Yesterday was another very successful plant swap! There were lots of plants and lots of people. Other than the fun these things are, I have a feeling that plant swaps are gaining momentum because of the current economic situation. Plants, Gardening and Landscaping can be expensive. If you divide your plants or plant seeds (which are relatively inexpensive) you have a lot of bartering power. Hence the power of the plant swap.
I noticed yesterday also that there were a good many vegetable seedlings. This too can be caused be the economy. Many people are trying to grow their own food, again, trying to save money.
If you are cheap like me, (read also poor), I am always trying to find ways to do things cheaper. I love to swap plants, find deals and propagate cuttings from friends plants. I also make my own cheap, easy, permanent plant tags from trash. Check out that blog here: http://thecitrusguy.blogspot.com/2010/02/tag-youre-it.html
Seeds, like I mentioned above, are a cheap source of plants. You can get them just about anywhere for a couple of dollars and in theory you can get many, many plants. Sure, you can start them in any container with some good potting mix. You can go out and buy the pricey peat pots or peat pellets. I am here to show you that you can go into your kitchen or bathroom and have some of the materials needed to start high quality plants from your trash!
Basically you only need a few things to start any seed. The seed is a good start. After that, you need, soil, water, humidity/heat and something to put all that in. We will start there, what to put them in?
Go into your bathroom or kitchen and find those cardboard tubes that the toilet paper or paper towels come on. You know, like these:
After you have saved up a few of these, it will depend on how many seeds you want to start as to how many you will need.
The next step is to cut them up:
Pretty easy so far, right?
Then you need to locate some kind of tray. I usually have a dozen or so of the old black trays laying around. Anything that will hold the little seed pots in will work.
For instructional purposes, I have used an old bowl and one seed pot here:
Fill the "pot" with some kind of potting mix. Just as a side note, this is actually going to be the most expensive part. Get a good bag of potting mix, the best you can afford. The better the mix, the better the plants will be, it will pay for itself in the long run.
After you fill the "pot", plant two seeds. The reason for two? Just in case one of them is bad, you are hedging your bets that at least one will germinate.
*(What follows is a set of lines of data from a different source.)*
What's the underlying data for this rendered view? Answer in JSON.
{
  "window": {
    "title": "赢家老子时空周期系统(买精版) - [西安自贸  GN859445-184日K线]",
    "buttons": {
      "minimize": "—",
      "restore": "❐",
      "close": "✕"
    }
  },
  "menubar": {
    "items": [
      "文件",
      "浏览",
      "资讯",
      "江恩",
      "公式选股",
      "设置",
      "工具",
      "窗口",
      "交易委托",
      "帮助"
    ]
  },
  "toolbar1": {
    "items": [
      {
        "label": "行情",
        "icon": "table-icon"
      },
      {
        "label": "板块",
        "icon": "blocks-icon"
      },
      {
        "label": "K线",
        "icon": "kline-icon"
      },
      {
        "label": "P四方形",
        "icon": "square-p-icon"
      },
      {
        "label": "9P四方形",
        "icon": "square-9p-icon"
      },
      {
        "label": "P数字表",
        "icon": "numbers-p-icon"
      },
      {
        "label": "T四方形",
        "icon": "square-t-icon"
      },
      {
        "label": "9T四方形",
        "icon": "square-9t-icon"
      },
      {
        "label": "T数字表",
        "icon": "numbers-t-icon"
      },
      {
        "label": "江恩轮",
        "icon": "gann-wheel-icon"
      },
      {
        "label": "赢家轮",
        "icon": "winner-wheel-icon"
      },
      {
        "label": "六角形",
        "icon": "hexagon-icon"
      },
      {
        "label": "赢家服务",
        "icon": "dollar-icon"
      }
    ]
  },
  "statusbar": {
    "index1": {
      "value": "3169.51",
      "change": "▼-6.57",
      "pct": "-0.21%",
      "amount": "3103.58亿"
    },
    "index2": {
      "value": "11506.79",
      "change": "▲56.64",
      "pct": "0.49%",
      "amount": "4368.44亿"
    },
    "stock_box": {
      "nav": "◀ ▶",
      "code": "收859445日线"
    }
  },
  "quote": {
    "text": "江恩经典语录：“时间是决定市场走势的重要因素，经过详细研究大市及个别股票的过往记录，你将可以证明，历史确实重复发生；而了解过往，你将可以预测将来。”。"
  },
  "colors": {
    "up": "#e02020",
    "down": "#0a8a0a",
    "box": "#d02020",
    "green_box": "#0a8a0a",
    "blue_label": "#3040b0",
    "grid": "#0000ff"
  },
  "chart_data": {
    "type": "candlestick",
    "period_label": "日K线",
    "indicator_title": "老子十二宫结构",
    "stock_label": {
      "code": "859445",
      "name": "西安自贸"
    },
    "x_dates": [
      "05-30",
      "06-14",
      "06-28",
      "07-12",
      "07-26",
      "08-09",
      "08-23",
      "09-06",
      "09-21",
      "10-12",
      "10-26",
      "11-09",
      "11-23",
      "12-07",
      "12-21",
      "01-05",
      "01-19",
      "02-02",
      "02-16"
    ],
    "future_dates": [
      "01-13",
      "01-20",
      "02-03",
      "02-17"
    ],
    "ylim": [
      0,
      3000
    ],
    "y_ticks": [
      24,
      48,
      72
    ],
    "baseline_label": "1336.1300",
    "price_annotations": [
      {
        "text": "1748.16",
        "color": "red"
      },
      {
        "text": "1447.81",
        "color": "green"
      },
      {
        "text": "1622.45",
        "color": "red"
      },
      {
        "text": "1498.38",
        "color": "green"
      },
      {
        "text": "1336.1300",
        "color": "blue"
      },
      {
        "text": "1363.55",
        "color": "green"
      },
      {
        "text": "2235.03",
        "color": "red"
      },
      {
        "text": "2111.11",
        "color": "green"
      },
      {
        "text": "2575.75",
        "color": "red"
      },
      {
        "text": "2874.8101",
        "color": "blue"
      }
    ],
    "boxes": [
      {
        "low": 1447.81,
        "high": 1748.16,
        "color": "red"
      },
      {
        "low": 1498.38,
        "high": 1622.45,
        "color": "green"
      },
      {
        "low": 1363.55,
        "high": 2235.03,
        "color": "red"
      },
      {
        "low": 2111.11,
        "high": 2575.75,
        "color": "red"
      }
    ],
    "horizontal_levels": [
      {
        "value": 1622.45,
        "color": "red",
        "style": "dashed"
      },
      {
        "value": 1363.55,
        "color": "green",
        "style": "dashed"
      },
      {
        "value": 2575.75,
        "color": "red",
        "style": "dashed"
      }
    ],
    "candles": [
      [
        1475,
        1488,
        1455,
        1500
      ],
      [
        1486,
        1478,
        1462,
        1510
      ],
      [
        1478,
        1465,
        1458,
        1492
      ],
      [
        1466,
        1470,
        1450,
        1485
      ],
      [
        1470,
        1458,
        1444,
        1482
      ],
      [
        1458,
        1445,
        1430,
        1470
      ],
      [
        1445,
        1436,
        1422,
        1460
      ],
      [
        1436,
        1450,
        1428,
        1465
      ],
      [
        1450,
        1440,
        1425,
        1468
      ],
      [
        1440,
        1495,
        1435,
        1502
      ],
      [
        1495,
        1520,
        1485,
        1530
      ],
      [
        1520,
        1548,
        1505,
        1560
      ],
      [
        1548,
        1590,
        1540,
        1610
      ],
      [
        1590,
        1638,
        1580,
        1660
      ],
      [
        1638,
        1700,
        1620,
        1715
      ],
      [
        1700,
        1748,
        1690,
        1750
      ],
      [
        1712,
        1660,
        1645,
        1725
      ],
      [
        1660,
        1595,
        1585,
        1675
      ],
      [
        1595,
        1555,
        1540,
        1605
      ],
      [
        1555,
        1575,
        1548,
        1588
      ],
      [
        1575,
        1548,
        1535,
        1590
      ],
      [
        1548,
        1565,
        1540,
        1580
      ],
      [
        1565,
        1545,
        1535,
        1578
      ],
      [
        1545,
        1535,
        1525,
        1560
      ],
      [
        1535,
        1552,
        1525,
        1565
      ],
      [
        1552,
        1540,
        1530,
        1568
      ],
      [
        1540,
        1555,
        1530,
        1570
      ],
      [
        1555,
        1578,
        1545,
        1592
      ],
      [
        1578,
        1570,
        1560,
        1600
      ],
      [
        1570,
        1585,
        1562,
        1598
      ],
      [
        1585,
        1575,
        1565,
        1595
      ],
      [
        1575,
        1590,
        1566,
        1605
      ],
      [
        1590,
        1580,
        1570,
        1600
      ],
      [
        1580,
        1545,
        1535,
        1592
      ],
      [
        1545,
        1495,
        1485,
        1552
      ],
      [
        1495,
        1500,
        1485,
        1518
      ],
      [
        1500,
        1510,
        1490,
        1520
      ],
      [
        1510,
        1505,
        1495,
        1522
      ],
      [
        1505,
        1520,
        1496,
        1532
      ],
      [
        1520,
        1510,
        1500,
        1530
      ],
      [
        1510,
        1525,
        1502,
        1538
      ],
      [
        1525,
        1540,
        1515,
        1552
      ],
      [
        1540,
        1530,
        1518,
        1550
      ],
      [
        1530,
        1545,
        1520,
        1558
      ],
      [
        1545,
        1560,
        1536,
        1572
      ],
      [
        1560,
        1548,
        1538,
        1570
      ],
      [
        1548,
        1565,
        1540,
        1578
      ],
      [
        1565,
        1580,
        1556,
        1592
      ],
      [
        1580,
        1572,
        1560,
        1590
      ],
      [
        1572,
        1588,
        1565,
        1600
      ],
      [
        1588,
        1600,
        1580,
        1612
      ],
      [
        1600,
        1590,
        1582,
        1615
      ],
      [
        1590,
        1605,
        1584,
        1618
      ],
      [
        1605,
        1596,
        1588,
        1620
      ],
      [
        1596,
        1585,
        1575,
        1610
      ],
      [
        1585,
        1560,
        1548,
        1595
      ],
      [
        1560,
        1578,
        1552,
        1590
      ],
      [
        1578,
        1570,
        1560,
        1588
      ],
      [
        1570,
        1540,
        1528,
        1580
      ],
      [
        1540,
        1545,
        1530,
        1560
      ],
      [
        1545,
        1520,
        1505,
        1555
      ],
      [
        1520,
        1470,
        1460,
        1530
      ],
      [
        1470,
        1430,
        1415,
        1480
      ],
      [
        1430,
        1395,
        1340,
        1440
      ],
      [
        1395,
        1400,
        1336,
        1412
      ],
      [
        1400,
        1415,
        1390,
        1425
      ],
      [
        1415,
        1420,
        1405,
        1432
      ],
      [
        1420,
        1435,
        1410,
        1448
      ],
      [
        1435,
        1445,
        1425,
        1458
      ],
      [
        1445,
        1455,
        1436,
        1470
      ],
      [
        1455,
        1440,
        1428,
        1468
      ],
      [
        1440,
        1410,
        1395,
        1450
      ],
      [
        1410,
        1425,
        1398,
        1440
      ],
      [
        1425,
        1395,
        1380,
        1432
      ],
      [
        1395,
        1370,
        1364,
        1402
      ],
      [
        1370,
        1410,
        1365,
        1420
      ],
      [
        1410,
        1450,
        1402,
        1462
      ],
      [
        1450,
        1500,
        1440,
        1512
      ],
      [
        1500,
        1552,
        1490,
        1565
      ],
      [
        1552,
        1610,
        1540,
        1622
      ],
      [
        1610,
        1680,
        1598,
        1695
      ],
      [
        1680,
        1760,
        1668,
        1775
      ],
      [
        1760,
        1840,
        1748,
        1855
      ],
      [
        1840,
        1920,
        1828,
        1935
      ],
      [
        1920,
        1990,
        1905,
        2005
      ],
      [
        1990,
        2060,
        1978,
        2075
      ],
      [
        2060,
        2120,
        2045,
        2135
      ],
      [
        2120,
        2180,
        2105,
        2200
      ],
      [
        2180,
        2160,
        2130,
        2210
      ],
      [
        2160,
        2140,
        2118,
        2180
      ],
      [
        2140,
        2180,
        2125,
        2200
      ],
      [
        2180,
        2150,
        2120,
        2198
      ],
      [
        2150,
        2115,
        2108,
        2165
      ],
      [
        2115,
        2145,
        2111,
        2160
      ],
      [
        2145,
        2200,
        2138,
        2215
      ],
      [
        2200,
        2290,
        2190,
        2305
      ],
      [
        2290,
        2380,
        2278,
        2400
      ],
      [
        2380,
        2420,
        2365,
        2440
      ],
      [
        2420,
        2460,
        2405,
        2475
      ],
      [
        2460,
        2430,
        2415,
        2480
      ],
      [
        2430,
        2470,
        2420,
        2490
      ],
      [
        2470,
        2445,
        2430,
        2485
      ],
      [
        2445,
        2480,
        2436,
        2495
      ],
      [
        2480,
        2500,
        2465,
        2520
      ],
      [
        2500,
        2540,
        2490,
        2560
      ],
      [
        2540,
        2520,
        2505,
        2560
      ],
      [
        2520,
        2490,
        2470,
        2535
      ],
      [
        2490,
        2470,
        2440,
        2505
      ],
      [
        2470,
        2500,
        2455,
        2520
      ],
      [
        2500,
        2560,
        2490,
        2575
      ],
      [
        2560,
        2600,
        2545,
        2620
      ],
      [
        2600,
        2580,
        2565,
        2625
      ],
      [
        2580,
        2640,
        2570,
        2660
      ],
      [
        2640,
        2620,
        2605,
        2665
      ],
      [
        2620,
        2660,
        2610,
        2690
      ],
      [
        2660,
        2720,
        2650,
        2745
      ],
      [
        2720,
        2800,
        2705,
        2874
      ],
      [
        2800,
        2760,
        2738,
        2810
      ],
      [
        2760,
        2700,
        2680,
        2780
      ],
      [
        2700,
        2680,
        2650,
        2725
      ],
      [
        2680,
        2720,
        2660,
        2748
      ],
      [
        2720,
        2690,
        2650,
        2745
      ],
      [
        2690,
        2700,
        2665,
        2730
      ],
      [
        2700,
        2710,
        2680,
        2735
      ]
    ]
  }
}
If both do, you can either just let both grow, or cut one of them off at the soil line. You can try to separate them, but I advise against this because you can tear too many of the roots and you might lose both seedlings.
Next, you want to water gently so you do not displace the seed or wash the soil out.
A mister or spray bottle is great for this step.
I mentioned heat/humidity earlier. My next trick for you is to create a greenhouse, again, out of your trash.
Take a 2 liter soda bottle, cut it about half way up. The cap end is the side you want. Place it over the bowl like this:
Place the whole kit and kaboodle in a bright warm place. I have seen people use the top of the refrigerator for the warmth. When they see the seeds pop out, they move them into a sunny spot. Be careful of the greenhouse effect though, it can get very hot under there and will cook your seedlings.
After the plant has gotten a few inches tall and a couple of its first true leaves, it is time to plant them in the ground or container.
This is where it gets easy. Gently pick the whole thing up and plant as is, pot and all can go into the soil. The paper pot will disappear and become compost for your plant. The roots will grow right out through the moist cardboard. Why go through all this? When plants are young, they are very fragile. The less you have to handle or expose the roots the better. Being that pot and all get planted, you accomplish not exposing the roots or disturbing them. There is also the thought out there that peat is eventually going to disappear. Whether you believe that or not is up to you, but the thought is out there.
So, there you go, you have gotten rid of some of your trash, saved a couple of dollars, handled the roots almost nil, possibly saved a peat bog, and have some of the healthiest plants on the block. What more can you ask for?